Indeed, while this vengeance of a once loyal supporter was exacted upon her quickly and suddenly, it is possible that Anne was aware of her surroundings, however calm and lively she still appeared outwardly. She accused a very close friend of both her and the king, Henry Norris, of no longer courting Madge Shelton for her kinship with Anne, suggesting that he was aware of the queen’s oncoming destruction and no longer wished to connect himself with her. Anne proceeded to accuse Norris of being in love with her, but the next day she apologized for picking the fight and implored him to go to her almoner and swear she was a good woman – why, unless she was aware of the adultery rumors that were set swirling, would she make this demand?

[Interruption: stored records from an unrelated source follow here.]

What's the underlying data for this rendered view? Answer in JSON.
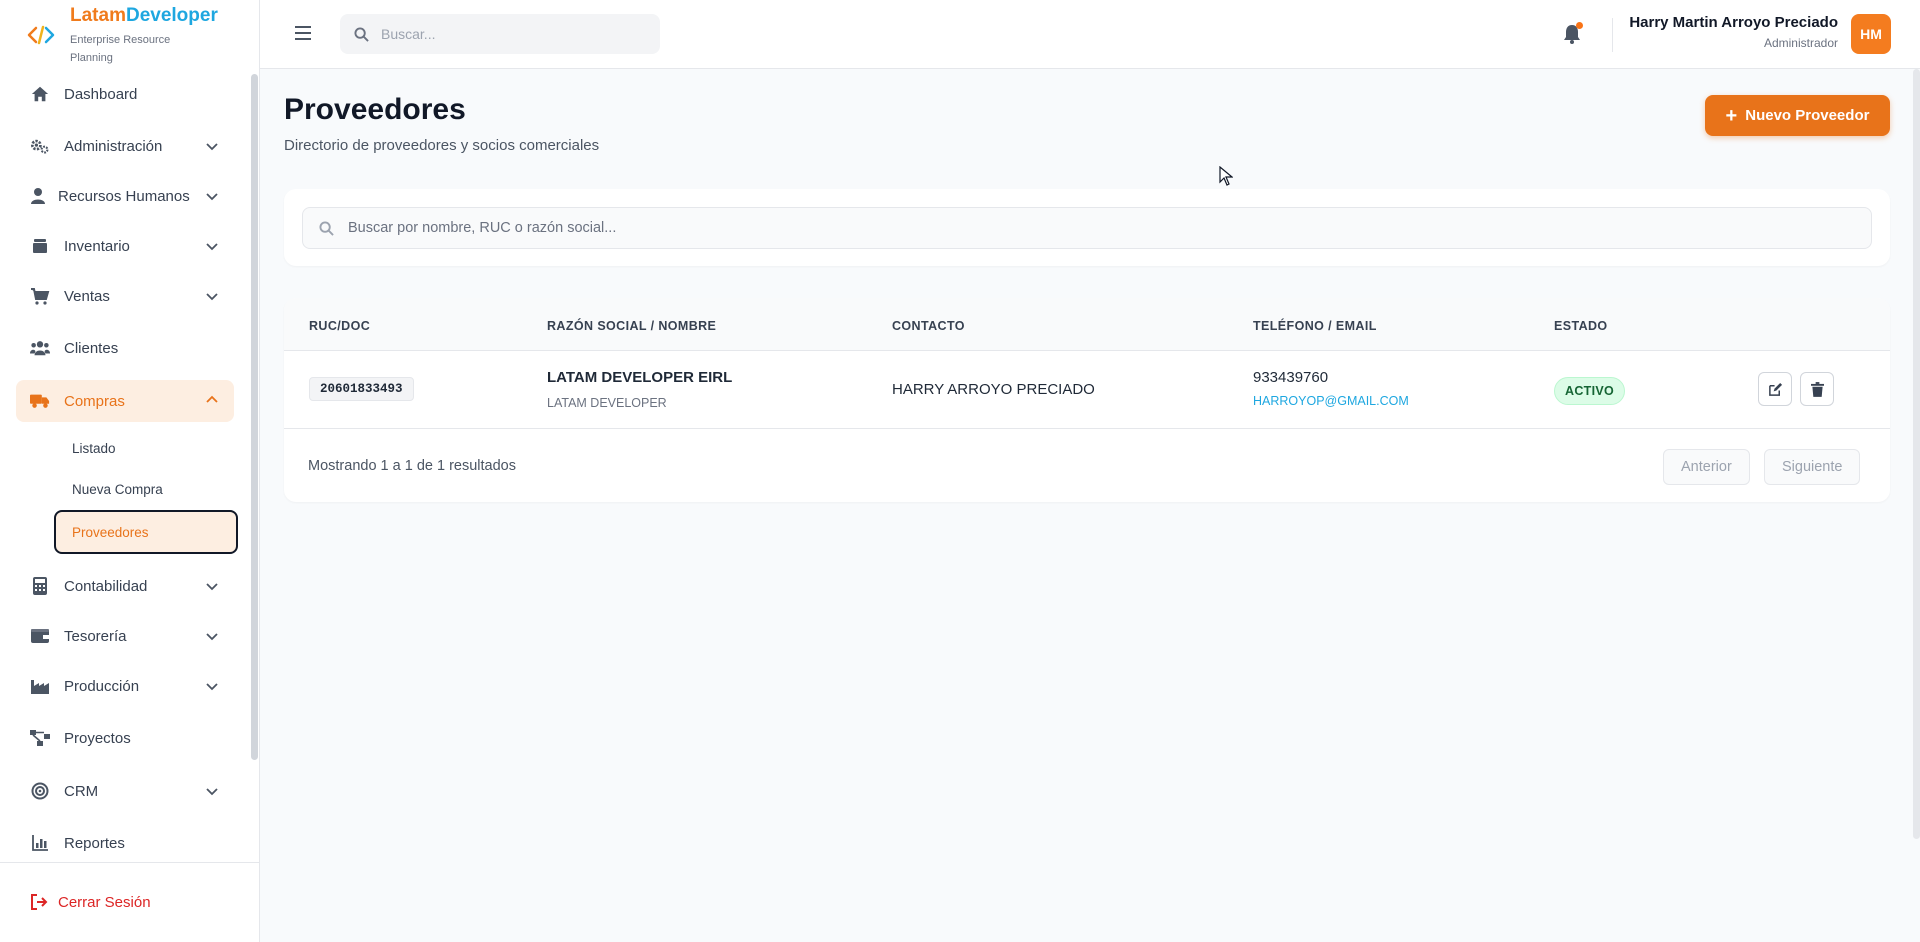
{
  "brand": {
    "name_part1": "Latam",
    "name_part2": "Developer",
    "subtitle": "Enterprise Resource Planning"
  },
  "sidebar": {
    "items": [
      {
        "label": "Dashboard",
        "icon": "home-icon"
      },
      {
        "label": "Administración",
        "icon": "gears-icon"
      },
      {
        "label": "Recursos Humanos",
        "icon": "user-icon"
      },
      {
        "label": "Inventario",
        "icon": "box-icon"
      },
      {
        "label": "Ventas",
        "icon": "cart-icon"
      },
      {
        "label": "Clientes",
        "icon": "users-icon"
      },
      {
        "label": "Compras",
        "icon": "truck-icon"
      },
      {
        "label": "Contabilidad",
        "icon": "calculator-icon"
      },
      {
        "label": "Tesorería",
        "icon": "wallet-icon"
      },
      {
        "label": "Producción",
        "icon": "factory-icon"
      },
      {
        "label": "Proyectos",
        "icon": "project-diagram-icon"
      },
      {
        "label": "CRM",
        "icon": "target-icon"
      },
      {
        "label": "Reportes",
        "icon": "chart-bar-icon"
      }
    ],
    "compras_sub": [
      {
        "label": "Listado"
      },
      {
        "label": "Nueva Compra"
      },
      {
        "label": "Proveedores"
      }
    ],
    "logout": "Cerrar Sesión"
  },
  "topbar": {
    "search_placeholder": "Buscar...",
    "user_name": "Harry Martin Arroyo Preciado",
    "user_role": "Administrador",
    "avatar_initials": "HM"
  },
  "page": {
    "title": "Proveedores",
    "subtitle": "Directorio de proveedores y socios comerciales",
    "new_button": "Nuevo Proveedor",
    "filter_placeholder": "Buscar por nombre, RUC o razón social..."
  },
  "table": {
    "headers": [
      "RUC/DOC",
      "RAZÓN SOCIAL / NOMBRE",
      "CONTACTO",
      "TELÉFONO / EMAIL",
      "ESTADO"
    ],
    "rows": [
      {
        "ruc": "20601833493",
        "name": "LATAM DEVELOPER EIRL",
        "trade_name": "LATAM DEVELOPER",
        "contact": "HARRY ARROYO PRECIADO",
        "phone": "933439760",
        "email": "HARROYOP@GMAIL.COM",
        "status": "ACTIVO"
      }
    ],
    "pagination_text": "Mostrando 1 a 1 de 1 resultados",
    "prev_label": "Anterior",
    "next_label": "Siguiente"
  },
  "colors": {
    "accent": "#e8731a",
    "brand_blue": "#1ea7e0",
    "danger": "#dc2626",
    "success": "#166534"
  }
}
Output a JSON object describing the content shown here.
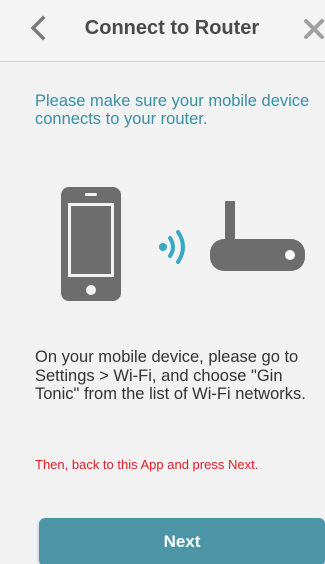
{
  "header": {
    "title": "Connect to Router",
    "back_icon": "chevron-left-icon",
    "close_icon": "close-icon"
  },
  "main": {
    "intro": "Please make sure your mobile device connects to your router.",
    "illustration": {
      "phone_icon": "smartphone-icon",
      "signal_icon": "wifi-signal-icon",
      "router_icon": "router-icon"
    },
    "instruction": "On your mobile device, please go to Settings > Wi-Fi, and choose \"Gin Tonic\" from the list of Wi-Fi networks.",
    "note": "Then, back to this App and press Next.",
    "next_label": "Next"
  },
  "colors": {
    "accent": "#4b95a7",
    "intro_text": "#3a8ea6",
    "warning": "#e02020",
    "icon_gray": "#6d6d6d"
  }
}
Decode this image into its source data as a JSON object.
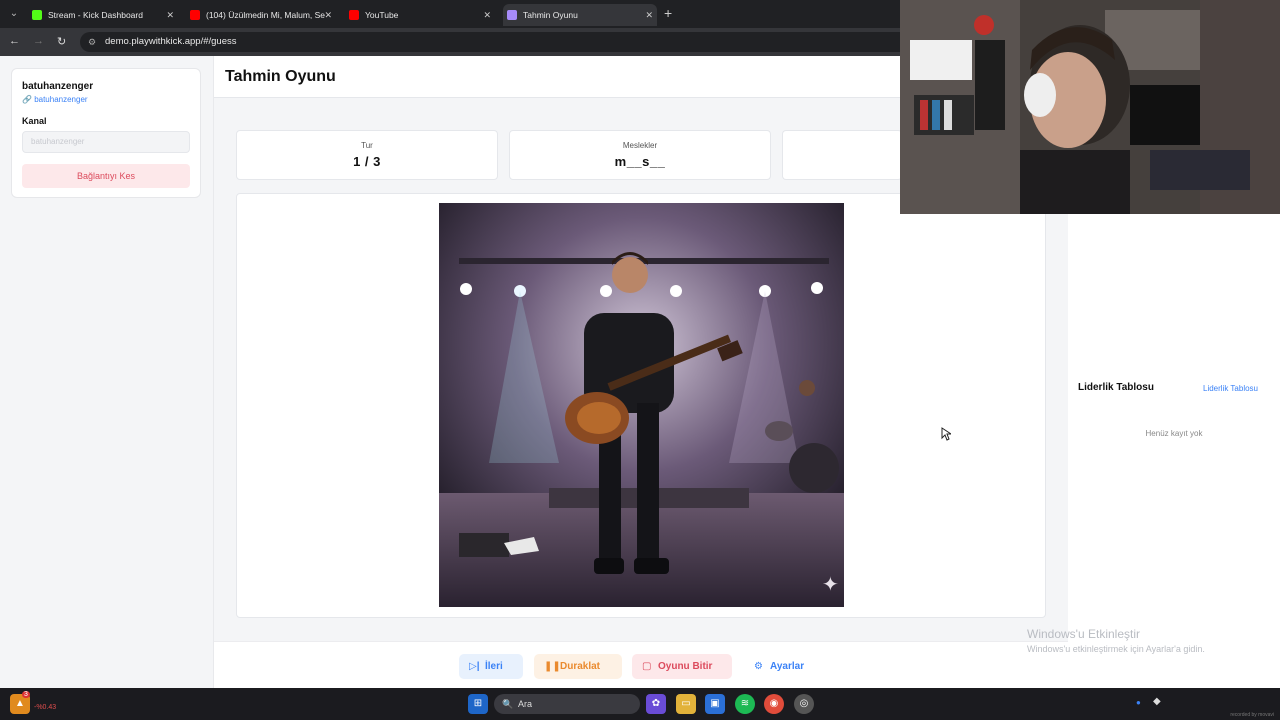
{
  "browser": {
    "tabs": [
      {
        "title": "Stream - Kick Dashboard",
        "color": "#53fc18"
      },
      {
        "title": "(104) Üzülmedin Mi, Malum, Se",
        "color": "#ff0000"
      },
      {
        "title": "YouTube",
        "color": "#ff0000"
      },
      {
        "title": "Tahmin Oyunu",
        "color": "#a78bfa"
      }
    ],
    "url": "demo.playwithkick.app/#/guess"
  },
  "sidebar": {
    "username": "batuhanzenger",
    "user_link": "batuhanzenger",
    "kanal_label": "Kanal",
    "kanal_placeholder": "batuhanzenger",
    "disconnect_label": "Bağlantıyı Kes"
  },
  "header": {
    "title": "Tahmin Oyunu"
  },
  "stats": [
    {
      "label": "Tur",
      "value": "1 / 3"
    },
    {
      "label": "Meslekler",
      "value": "m__s__"
    }
  ],
  "controls": {
    "next_label": "İleri",
    "pause_label": "Duraklat",
    "end_label": "Oyunu Bitir",
    "settings_label": "Ayarlar"
  },
  "leaderboard": {
    "title": "Liderlik Tablosu",
    "link": "Liderlik Tablosu",
    "empty": "Henüz kayıt yok"
  },
  "watermark": {
    "line1": "Windows'u Etkinleştir",
    "line2": "Windows'u etkinleştirmek için Ayarlar'a gidin."
  },
  "taskbar": {
    "search_placeholder": "Ara",
    "stock_change": "-%0.43",
    "notification_count": "3",
    "recorded": "recorded by movavi"
  },
  "colors": {
    "accent_blue": "#3b82f6",
    "danger": "#dc4b5d",
    "warning": "#ea8a2e"
  }
}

Some of these adultery rumors were perpetrated by the king himself, who, upon leaving Anne for Greenwich, months ago, as she had recovered from her miscarriage, swore that he had been transfixed by her witchcraft, and that she had engaged in relations with a cabinet of lovers. This is evidence either for Henry playing a lead role in the plot against his wife, or Cromwell’s manipulation of these jealous fantasies.
Anne’s intuition is also visible in her grave request on April 26th, 1536, to her chaplain, Matthew Parker, a champion of reform and future Protestant Archbishop of Canterbury under Elizabeth, to watch over her child and care for her spiritually should anything befall the queen. She had some sense of the danger she was in and wanted to protect her daughter in the event that she was not alive to.
On April 30th, under dark means, Anne’s young musician Smeaton had confessed to adultery with her and probably named other men, who included Henry Norris. On May Day, the king and queen sat and watched the tournament, which his injuries from January prevented him from participating in, and all seemed normal enough between them – until, wordlessly, he took off and ordered Sir Norris, just finished jousting against the queen’s brother George, to leave with him. Along the way, he begged Norris, who had been among his best friends for nearly twenty years, to admit to adultery and be spared. However, a loyal friend to Anne as well, he refused, stating that his conscience would not allow him to lie and ruin a good and innocent woman.